Most Kosovars arriving in Croatia in 1998 appeared to regard Croatia as a transit point for onward travel. Some stayed with friends or relatives. Those who registered with the authorities, but who were not able to find private accommodations were allowed to live in the Gasinci refugee camp, a facility long used for Bosnian refugees. As of December 31, 36 Kosovars were living at Gasinci, although the Ministry of Interior had registered 232 Kosovars at Gasinci during the year. This suggests that the overwhelming majority moved out on their own, though their final destinations were not known. At year's end, only 93 Kosovars were registered with the police as living with local host families.
UNHCR assisted in the resettlement of 531 refugees from Croatia in 1998, 90 percent of whom were Bosnian Muslims, and the remainder other Bosnian ethnicities who were married to or children of Muslims. Nearly two-thirds of the total were resettled to the United States. About one quarter were resettled to Australia. The remainder went to five other countries.
The Ministry of Interior recognized no asylum seekers as refugees in 1998. The ministry considered 20 claims, including Iraqis and Rwandans. Following negative decisions, all are believed to have left the country. UNHCR assisted nine cases with accommodations pending the outcome of their cases.
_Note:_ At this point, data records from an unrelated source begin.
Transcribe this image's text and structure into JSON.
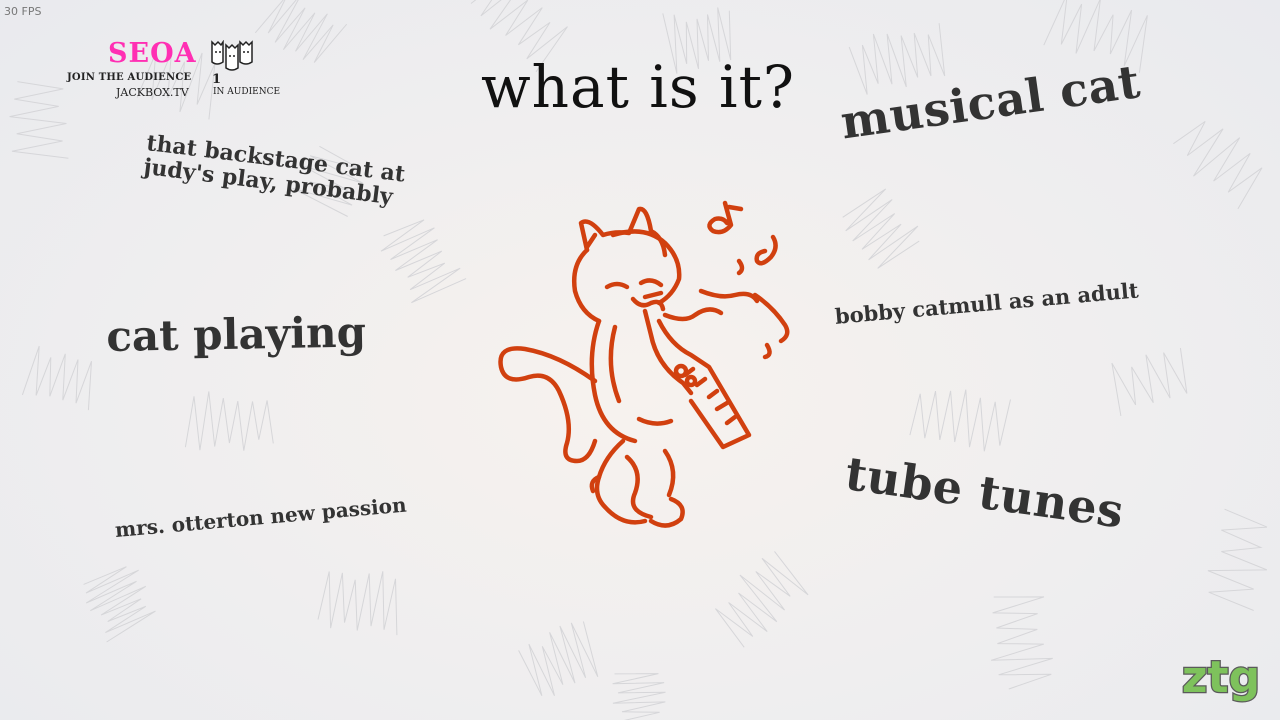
{
  "fps": "30 FPS",
  "header": {
    "room_code": "SEOA",
    "join_text": "JOIN THE AUDIENCE",
    "site": "JACKBOX.TV",
    "audience_count": "1",
    "audience_label": "IN AUDIENCE",
    "audience_icon": "audience-faces-icon"
  },
  "prompt": "what is it?",
  "answers": [
    {
      "line1": "that backstage cat at",
      "line2": "judy's play, probably"
    },
    {
      "text": "musical cat"
    },
    {
      "text": "cat playing"
    },
    {
      "text": "bobby catmull as an adult"
    },
    {
      "text": "mrs. otterton new passion"
    },
    {
      "text": "tube tunes"
    }
  ],
  "drawing": {
    "subject": "cat-playing-saxophone-drawing",
    "stroke_color": "#d1400f"
  },
  "logo": {
    "icon": "ztg-logo",
    "color": "#7ec25c"
  },
  "colors": {
    "room_code": "#ff2fb3",
    "answer_text": "#333333",
    "prompt_text": "#111111"
  }
}
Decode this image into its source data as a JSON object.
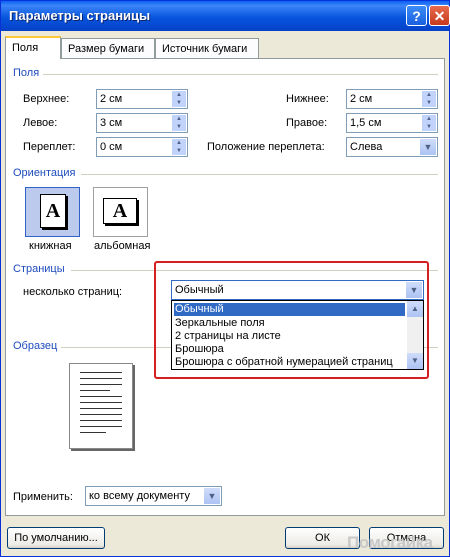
{
  "window": {
    "title": "Параметры страницы"
  },
  "tabs": [
    "Поля",
    "Размер бумаги",
    "Источник бумаги"
  ],
  "margins": {
    "section": "Поля",
    "top_label": "Верхнее:",
    "top_value": "2 см",
    "bottom_label": "Нижнее:",
    "bottom_value": "2 см",
    "left_label": "Левое:",
    "left_value": "3 см",
    "right_label": "Правое:",
    "right_value": "1,5 см",
    "gutter_label": "Переплет:",
    "gutter_value": "0 см",
    "gutter_pos_label": "Положение переплета:",
    "gutter_pos_value": "Слева"
  },
  "orientation": {
    "section": "Ориентация",
    "portrait": "книжная",
    "landscape": "альбомная",
    "glyph": "A"
  },
  "pages": {
    "section": "Страницы",
    "multiple_label": "несколько страниц:",
    "multiple_value": "Обычный",
    "options": [
      "Обычный",
      "Зеркальные поля",
      "2 страницы на листе",
      "Брошюра",
      "Брошюра с обратной нумерацией страниц"
    ]
  },
  "preview": {
    "section": "Образец",
    "apply_label": "Применить:",
    "apply_value": "ко всему документу"
  },
  "buttons": {
    "default": "По умолчанию...",
    "ok": "ОК",
    "cancel": "Отмена"
  },
  "watermark": "Помогайка",
  "colors": {
    "highlight": "#316ac5",
    "callout": "#d42020",
    "section_text": "#1d4cbd"
  }
}
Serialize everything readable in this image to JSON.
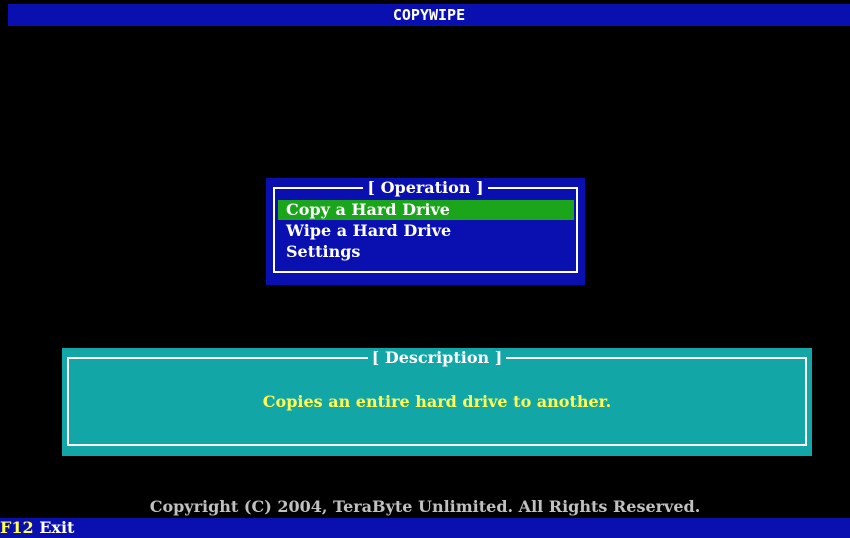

Croatia concluded a readmission agreement with Latvia on September 21, the only readmission agreement concluded in 1998. Croatia has signed nine other readmission agreements between 1992 and 1998 with Austria, France, Greece, Hungary, Italy, Poland, Slovakia, Slovenia, and Switzerland.